Ethan ended up getting discharged the afternoon of the next day (10/29), despite blood counts still in the critical range, because the oncologist decided it was better to let him recover at home. So while he missed Halloween at school, he was out in time for Halloween at home, which he wanted more than anything. He got dressed up and headed to our friend’s house with so much anticipation — but the night didn’t turn out so well for him. I think there were too many people, he was tired, he had to ride in the wagon while the other kids ran along … and he came home unable to contain his tears. He explained that he just wanted to have fun like everyone else, yet he couldn’t. He couldn’t figure out how to enjoy one of the most fun days of the year. And it bummed him out.
My guess is that Ethan’s blood counts are still low, which is intensifying his emotions. But I also think things were going so well (at school, playing tennis, seeing friends, etc), and this bump in the road (just a simple cold that put him in this hospital and caused him to miss a lot) has reminded him just how not normal his life still is. And that’s a hard reality that he has to face for a long time.

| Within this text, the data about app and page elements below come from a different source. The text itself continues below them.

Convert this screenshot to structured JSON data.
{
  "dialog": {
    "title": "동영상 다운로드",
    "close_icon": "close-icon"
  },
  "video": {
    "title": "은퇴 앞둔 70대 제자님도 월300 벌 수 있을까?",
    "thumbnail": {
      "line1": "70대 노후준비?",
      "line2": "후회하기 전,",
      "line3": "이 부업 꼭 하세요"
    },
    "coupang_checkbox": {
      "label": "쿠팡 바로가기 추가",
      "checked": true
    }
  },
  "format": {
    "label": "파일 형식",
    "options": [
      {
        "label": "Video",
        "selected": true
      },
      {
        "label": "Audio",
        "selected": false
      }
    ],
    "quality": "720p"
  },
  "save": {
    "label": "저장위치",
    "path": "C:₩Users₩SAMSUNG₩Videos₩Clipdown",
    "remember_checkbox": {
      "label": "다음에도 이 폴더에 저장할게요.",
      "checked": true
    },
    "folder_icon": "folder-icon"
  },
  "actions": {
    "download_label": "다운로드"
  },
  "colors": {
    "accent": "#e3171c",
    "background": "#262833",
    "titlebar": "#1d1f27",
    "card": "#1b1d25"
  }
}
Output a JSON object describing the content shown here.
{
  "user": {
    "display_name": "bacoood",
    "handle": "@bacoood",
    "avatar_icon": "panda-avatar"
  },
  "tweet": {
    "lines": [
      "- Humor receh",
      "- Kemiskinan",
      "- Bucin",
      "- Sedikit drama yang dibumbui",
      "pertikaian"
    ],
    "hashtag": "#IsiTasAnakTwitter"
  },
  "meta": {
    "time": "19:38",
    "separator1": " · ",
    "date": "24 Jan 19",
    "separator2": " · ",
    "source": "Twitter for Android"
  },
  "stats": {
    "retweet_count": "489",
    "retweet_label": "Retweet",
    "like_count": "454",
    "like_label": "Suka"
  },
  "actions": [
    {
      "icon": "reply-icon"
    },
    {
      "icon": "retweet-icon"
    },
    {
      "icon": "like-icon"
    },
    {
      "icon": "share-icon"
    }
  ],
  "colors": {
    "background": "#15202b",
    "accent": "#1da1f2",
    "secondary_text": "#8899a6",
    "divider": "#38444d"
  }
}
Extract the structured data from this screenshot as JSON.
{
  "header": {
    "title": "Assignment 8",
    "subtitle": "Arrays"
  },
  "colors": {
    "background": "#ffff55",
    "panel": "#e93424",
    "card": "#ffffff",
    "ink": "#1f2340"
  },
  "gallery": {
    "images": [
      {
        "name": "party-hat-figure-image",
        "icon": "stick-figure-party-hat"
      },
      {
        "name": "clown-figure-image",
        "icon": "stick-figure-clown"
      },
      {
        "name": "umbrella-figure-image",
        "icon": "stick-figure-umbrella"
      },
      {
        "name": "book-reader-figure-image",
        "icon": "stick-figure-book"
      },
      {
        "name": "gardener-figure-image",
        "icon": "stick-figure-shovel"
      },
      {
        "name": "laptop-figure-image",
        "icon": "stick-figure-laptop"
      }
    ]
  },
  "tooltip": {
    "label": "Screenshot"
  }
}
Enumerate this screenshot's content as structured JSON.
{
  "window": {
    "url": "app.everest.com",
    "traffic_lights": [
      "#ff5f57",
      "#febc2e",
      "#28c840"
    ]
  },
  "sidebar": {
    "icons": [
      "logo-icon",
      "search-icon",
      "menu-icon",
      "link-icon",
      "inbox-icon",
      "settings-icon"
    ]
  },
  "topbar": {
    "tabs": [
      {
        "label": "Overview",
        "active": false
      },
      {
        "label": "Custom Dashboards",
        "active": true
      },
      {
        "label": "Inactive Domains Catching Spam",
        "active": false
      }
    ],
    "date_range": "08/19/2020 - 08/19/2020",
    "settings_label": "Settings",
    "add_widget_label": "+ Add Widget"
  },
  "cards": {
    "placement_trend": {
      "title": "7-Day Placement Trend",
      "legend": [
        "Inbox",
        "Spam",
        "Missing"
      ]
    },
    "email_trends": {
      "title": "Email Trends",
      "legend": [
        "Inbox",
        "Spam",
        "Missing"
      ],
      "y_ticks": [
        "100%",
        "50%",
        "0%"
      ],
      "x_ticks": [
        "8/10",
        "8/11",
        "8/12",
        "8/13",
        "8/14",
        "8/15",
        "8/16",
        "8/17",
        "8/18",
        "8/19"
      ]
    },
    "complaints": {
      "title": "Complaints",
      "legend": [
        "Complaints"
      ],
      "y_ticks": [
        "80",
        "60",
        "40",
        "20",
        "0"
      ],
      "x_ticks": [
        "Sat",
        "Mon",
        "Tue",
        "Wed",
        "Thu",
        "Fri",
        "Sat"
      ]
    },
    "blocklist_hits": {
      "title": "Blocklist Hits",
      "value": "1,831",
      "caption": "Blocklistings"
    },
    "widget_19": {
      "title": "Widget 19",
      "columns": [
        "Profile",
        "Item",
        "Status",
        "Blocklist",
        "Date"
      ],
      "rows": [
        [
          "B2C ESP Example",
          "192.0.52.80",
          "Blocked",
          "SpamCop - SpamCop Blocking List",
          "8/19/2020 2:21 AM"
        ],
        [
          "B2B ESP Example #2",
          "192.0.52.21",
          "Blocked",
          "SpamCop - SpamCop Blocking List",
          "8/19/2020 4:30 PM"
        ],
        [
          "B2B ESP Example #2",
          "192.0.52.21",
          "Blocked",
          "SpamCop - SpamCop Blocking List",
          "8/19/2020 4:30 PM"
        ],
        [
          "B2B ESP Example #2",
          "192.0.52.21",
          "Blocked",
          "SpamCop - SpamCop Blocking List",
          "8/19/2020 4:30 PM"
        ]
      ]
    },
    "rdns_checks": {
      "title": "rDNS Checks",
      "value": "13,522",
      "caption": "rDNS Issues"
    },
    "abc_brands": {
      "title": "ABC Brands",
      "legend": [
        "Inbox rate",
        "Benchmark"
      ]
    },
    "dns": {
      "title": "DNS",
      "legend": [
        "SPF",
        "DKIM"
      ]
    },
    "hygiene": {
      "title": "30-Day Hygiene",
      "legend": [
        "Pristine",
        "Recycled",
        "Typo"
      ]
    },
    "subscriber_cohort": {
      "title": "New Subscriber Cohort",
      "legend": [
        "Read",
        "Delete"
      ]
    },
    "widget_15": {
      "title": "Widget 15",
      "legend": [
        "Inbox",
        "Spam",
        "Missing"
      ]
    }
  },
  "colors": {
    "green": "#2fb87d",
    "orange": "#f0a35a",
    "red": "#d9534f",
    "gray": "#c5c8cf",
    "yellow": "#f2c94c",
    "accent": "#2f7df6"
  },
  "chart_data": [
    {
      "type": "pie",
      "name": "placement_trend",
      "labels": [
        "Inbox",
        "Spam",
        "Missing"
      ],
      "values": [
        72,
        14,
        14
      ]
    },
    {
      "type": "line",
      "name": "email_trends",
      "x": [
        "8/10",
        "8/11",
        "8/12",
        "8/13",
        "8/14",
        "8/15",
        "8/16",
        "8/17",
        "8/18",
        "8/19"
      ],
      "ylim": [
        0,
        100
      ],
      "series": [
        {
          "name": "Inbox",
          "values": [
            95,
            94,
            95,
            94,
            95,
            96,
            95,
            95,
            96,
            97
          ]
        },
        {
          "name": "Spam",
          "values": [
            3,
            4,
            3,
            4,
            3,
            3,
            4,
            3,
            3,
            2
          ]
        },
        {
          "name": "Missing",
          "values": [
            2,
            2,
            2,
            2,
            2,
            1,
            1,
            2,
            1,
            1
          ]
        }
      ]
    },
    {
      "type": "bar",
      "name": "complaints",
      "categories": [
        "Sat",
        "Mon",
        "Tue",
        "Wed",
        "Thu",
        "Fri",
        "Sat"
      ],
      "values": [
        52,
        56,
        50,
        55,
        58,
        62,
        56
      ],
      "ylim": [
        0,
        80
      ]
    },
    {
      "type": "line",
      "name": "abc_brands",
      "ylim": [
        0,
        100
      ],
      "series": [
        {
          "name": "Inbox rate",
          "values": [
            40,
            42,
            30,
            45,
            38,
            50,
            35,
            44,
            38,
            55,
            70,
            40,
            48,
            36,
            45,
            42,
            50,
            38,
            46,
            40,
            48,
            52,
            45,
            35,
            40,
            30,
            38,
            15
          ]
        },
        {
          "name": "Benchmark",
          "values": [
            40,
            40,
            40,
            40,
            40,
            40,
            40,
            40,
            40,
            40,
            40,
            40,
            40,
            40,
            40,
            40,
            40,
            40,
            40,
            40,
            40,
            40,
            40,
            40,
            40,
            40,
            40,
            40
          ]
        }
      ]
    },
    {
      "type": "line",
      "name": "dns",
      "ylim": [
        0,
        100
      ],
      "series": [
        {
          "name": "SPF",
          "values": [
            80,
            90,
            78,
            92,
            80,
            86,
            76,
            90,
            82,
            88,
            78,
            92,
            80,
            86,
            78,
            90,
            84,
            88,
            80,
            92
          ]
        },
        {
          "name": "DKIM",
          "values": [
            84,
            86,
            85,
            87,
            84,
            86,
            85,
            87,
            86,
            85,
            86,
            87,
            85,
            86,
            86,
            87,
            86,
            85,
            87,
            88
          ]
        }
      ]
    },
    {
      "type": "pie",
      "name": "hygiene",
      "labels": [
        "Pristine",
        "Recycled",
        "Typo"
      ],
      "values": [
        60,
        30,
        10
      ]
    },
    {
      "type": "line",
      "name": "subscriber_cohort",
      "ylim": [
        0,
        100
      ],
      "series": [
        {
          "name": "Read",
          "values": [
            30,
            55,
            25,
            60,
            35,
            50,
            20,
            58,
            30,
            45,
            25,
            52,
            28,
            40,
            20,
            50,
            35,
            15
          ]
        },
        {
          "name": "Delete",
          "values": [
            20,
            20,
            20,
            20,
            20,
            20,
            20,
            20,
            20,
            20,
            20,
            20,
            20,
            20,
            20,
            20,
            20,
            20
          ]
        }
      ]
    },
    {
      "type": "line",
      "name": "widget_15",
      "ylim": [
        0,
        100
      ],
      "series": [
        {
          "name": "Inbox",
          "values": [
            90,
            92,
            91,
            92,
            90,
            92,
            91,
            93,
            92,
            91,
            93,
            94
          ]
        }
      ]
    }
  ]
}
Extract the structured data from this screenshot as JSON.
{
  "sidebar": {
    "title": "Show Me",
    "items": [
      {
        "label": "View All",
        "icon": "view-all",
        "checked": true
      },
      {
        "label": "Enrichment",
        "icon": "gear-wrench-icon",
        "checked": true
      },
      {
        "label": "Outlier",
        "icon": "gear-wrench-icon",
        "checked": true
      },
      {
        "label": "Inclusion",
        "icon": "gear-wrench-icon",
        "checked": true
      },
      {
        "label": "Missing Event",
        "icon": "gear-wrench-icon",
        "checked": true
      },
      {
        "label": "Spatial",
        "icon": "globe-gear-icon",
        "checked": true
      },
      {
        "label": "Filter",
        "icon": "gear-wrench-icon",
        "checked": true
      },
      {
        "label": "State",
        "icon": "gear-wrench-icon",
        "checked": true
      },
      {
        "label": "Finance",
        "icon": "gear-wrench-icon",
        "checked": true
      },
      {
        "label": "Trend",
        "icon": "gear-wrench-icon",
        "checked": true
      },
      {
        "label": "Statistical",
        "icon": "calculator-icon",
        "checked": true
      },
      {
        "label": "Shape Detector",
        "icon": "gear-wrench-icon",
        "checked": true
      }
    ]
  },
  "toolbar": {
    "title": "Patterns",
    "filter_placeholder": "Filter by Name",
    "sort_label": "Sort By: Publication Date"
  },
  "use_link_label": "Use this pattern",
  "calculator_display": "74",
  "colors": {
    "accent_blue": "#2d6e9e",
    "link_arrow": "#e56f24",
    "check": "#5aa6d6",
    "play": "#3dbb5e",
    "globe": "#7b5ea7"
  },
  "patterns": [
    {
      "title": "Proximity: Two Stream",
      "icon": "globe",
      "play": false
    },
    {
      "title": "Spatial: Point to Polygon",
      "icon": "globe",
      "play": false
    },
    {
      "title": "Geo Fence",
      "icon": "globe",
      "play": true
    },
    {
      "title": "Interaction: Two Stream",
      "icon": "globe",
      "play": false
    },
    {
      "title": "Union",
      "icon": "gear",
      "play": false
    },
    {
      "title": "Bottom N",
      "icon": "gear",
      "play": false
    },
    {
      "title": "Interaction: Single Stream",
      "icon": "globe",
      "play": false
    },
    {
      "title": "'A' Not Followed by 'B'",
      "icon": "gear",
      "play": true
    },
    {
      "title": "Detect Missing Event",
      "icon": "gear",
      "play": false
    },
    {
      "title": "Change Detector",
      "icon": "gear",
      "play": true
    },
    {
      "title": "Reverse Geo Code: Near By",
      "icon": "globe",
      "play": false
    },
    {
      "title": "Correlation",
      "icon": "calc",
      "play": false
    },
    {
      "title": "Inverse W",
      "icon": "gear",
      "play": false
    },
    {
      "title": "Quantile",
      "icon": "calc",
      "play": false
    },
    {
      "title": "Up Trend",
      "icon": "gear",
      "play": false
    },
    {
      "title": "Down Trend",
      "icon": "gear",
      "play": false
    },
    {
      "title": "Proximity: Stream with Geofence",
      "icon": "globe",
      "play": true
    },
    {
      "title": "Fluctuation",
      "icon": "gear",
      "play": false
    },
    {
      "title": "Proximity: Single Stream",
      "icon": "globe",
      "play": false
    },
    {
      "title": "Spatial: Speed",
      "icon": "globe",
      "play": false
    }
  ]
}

To close, yesterday (10/31) also marked the anniversary of the start of Ethan’s treatment, and we are now on Day 2 of Year 2 of treatment. He has not had any chemo since last Sunday when he was admitted to the hospital, because chemo is held until blood counts go above critical levels. We return to the hospital for bloodwork tomorrow, and hopefully his counts will go up enough to return to school and resume his daily chemo. We start off this year with the events and emotions of the past week reminding us that the upcoming year will also be full of many ups and some downs. The road is unpredictable. Day by day, we’ll get through them all.